BEGIN Exercise inputs
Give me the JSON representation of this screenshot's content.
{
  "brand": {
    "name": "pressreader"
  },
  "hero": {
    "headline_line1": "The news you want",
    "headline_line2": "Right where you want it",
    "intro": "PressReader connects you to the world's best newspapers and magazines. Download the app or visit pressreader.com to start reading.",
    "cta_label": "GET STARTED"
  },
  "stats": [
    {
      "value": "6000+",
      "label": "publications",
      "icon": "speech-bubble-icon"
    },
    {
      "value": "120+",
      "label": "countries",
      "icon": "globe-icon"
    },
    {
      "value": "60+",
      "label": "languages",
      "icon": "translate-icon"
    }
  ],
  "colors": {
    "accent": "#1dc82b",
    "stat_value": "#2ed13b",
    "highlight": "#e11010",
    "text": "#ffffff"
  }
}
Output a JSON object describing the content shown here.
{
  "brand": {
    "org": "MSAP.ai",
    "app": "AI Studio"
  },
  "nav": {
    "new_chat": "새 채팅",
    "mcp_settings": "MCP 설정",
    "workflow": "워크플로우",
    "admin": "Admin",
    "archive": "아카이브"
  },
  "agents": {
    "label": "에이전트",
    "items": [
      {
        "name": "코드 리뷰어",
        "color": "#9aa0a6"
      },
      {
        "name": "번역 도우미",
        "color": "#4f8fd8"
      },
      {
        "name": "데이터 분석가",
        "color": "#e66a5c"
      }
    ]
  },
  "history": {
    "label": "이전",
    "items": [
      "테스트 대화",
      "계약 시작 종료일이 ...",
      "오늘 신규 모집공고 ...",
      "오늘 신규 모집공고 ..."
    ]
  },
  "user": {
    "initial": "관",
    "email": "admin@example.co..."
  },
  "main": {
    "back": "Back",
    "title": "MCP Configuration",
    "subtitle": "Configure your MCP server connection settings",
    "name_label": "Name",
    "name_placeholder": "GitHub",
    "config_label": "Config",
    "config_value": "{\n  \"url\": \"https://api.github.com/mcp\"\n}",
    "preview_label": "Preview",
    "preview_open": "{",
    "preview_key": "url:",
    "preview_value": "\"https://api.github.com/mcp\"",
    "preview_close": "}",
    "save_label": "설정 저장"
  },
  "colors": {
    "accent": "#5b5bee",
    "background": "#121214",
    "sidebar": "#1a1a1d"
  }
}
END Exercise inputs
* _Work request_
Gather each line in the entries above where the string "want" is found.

* _Result of this task_
    "headline_line1": "The news you want",
    "headline_line2": "Right where you want it",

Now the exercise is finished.